The survey found the majority of those who attend parties have witnessed someone who was "under the influence" at a party arguing with others, using excessive profanity, flirting inappropriately or becoming physically aggressive.


"Alcohol is still one of the deadliest drugs in our society," said Doug Tieman, Caron's President and CEO. "Our culture has normalized substance abuse to the extent that many people don't perceive significant consequences as cause for concern even though they can indicate serious problems. Many of the unintended victims, of course, are our children. We all need to be accountable for our behavior. But if you are an alcoholic, it's unlikely that you can change your behavior without significant help. You will need support to develop the skills and tools to lead a happy and productive life without alcohol."




Reducing the number of bars, restaurants, liquor stores and other locations where alcohol is sold in a community may help reduce domestic violence, a new study suggests.The findings come from research by the Centers for Disease Control and Prevention (CDC), which reviewed 16 previous studies that examined the link between alcohol sales in communities and rates of domestic violence. The investigators evaluated many factors, including the number of hours and days alcohol was sold, alcohol pricing and taxes, and the number of locations where alcohol was sold.


Only the number of alcohol sales outlets was consistently associated with rates of domestic violence, HealthDay reports. Most of the studies found a link between a greater number of locations where alcohol was sold and higher rates of domestic violence.
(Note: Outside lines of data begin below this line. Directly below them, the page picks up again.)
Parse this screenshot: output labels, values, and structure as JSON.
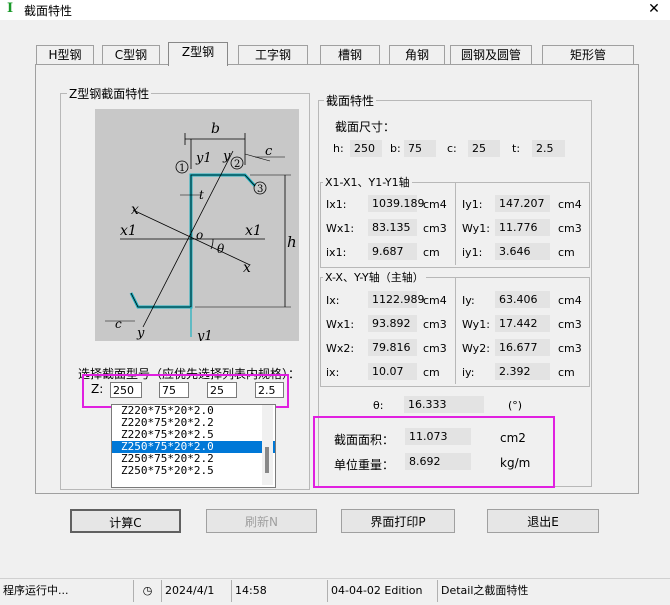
{
  "window": {
    "title": "截面特性",
    "close": "✕"
  },
  "tabs": [
    "H型钢",
    "C型钢",
    "Z型钢",
    "工字钢",
    "槽钢",
    "角钢",
    "圆钢及圆管",
    "矩形管"
  ],
  "diagram": {
    "group_label": "Z型钢截面特性",
    "labels": {
      "b": "b",
      "c": "c",
      "t": "t",
      "h": "h",
      "x": "x",
      "x1": "x1",
      "y": "y",
      "y1": "y1",
      "o": "o",
      "theta": "θ",
      "n1": "1",
      "n2": "2",
      "n3": "3"
    }
  },
  "select": {
    "label": "选择截面型号（应优先选择列表内规格）：",
    "prefix": "Z:",
    "inputs": [
      "250",
      "75",
      "25",
      "2.5"
    ],
    "list": [
      "Z220*75*20*2.0",
      "Z220*75*20*2.2",
      "Z220*75*20*2.5",
      "Z250*75*20*2.0",
      "Z250*75*20*2.2",
      "Z250*75*20*2.5"
    ],
    "selected_index": 3
  },
  "props": {
    "group_label": "截面特性",
    "size_label": "截面尺寸：",
    "dims": [
      {
        "k": "h:",
        "v": "250"
      },
      {
        "k": "b:",
        "v": "75"
      },
      {
        "k": "c:",
        "v": "25"
      },
      {
        "k": "t:",
        "v": "2.5"
      }
    ],
    "axis1_label": "X1-X1、Y1-Y1轴",
    "axis1_left": [
      {
        "k": "Ix1:",
        "v": "1039.189",
        "u": "cm4"
      },
      {
        "k": "Wx1:",
        "v": "83.135",
        "u": "cm3"
      },
      {
        "k": "ix1:",
        "v": "9.687",
        "u": "cm"
      }
    ],
    "axis1_right": [
      {
        "k": "Iy1:",
        "v": "147.207",
        "u": "cm4"
      },
      {
        "k": "Wy1:",
        "v": "11.776",
        "u": "cm3"
      },
      {
        "k": "iy1:",
        "v": "3.646",
        "u": "cm"
      }
    ],
    "axis2_label": "X-X、Y-Y轴（主轴）",
    "axis2_left": [
      {
        "k": "Ix:",
        "v": "1122.989",
        "u": "cm4"
      },
      {
        "k": "Wx1:",
        "v": "93.892",
        "u": "cm3"
      },
      {
        "k": "Wx2:",
        "v": "79.816",
        "u": "cm3"
      },
      {
        "k": "ix:",
        "v": "10.07",
        "u": "cm"
      }
    ],
    "axis2_right": [
      {
        "k": "Iy:",
        "v": "63.406",
        "u": "cm4"
      },
      {
        "k": "Wy1:",
        "v": "17.442",
        "u": "cm3"
      },
      {
        "k": "Wy2:",
        "v": "16.677",
        "u": "cm3"
      },
      {
        "k": "iy:",
        "v": "2.392",
        "u": "cm"
      }
    ],
    "theta": {
      "k": "θ:",
      "v": "16.333",
      "u": "(°)"
    },
    "area": {
      "k": "截面面积：",
      "v": "11.073",
      "u": "cm2"
    },
    "weight": {
      "k": "单位重量：",
      "v": "8.692",
      "u": "kg/m"
    }
  },
  "buttons": [
    "计算C",
    "刷新N",
    "界面打印P",
    "退出E"
  ],
  "status": [
    "程序运行中...",
    "2024/4/1",
    "14:58",
    "04-04-02 Edition",
    "Detail之截面特性"
  ],
  "colors": {
    "highlight": "#e020e0",
    "selection": "#0078d7",
    "section_line": "#1ab0c0"
  }
}
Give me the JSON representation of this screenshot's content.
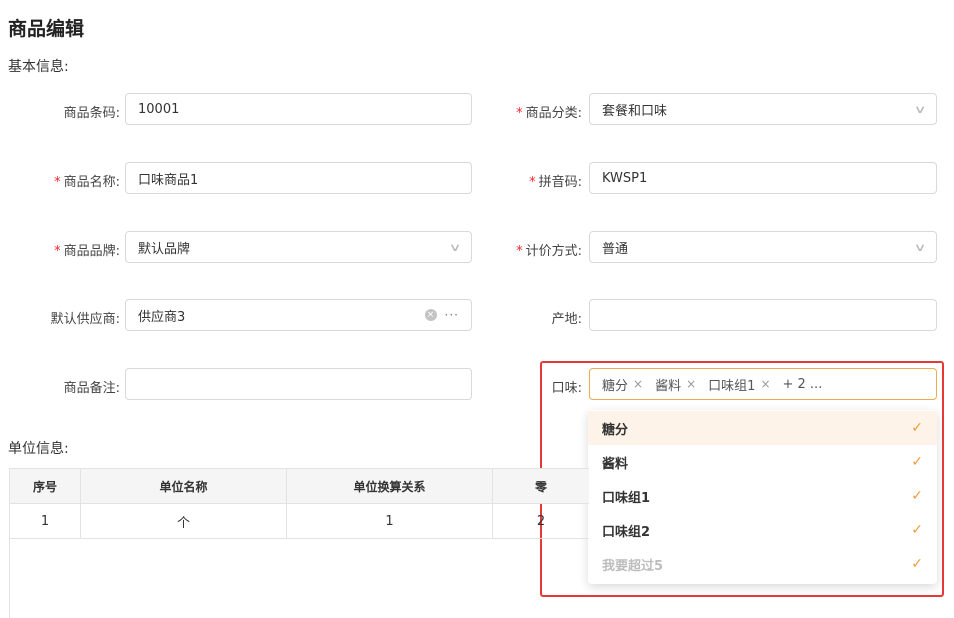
{
  "page_title": "商品编辑",
  "basic_section": "基本信息:",
  "form": {
    "barcode": {
      "label": "商品条码:",
      "value": "10001"
    },
    "category": {
      "label": "商品分类:",
      "value": "套餐和口味"
    },
    "name": {
      "label": "商品名称:",
      "value": "口味商品1"
    },
    "pinyin": {
      "label": "拼音码:",
      "value": "KWSP1"
    },
    "brand": {
      "label": "商品品牌:",
      "value": "默认品牌"
    },
    "pricing": {
      "label": "计价方式:",
      "value": "普通"
    },
    "supplier": {
      "label": "默认供应商:",
      "value": "供应商3"
    },
    "origin": {
      "label": "产地:",
      "value": ""
    },
    "remark": {
      "label": "商品备注:",
      "value": ""
    },
    "flavor": {
      "label": "口味:",
      "tags": [
        "糖分",
        "酱料",
        "口味组1"
      ],
      "more": "+ 2 ..."
    }
  },
  "required_mark": "*",
  "flavor_options": [
    {
      "label": "糖分",
      "checked": true,
      "active": true,
      "disabled": false
    },
    {
      "label": "酱料",
      "checked": true,
      "active": false,
      "disabled": false
    },
    {
      "label": "口味组1",
      "checked": true,
      "active": false,
      "disabled": false
    },
    {
      "label": "口味组2",
      "checked": true,
      "active": false,
      "disabled": false
    },
    {
      "label": "我要超过5",
      "checked": true,
      "active": false,
      "disabled": true
    }
  ],
  "check_glyph": "✓",
  "unit_section": "单位信息:",
  "units_table": {
    "headers": [
      "序号",
      "单位名称",
      "单位换算关系",
      "零"
    ],
    "rows": [
      [
        "1",
        "个",
        "1",
        "2"
      ]
    ]
  },
  "icons": {
    "chevron": "chevron-down-icon",
    "clear": "clear-icon",
    "more": "ellipsis-icon",
    "remove": "close-icon"
  },
  "colors": {
    "required": "#f5222d",
    "check": "#f09c3c",
    "highlight": "#e53935",
    "active_option_bg": "#fdf3e8",
    "focus_border": "#f0a94e"
  }
}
The link held even when factors such as local poverty and unemployment rates were taken into account.



Noraine Buttar, MPH
421 King St
Alexandria, VA 22314
703.746.3670 (office)
703.887.8812 (mobile)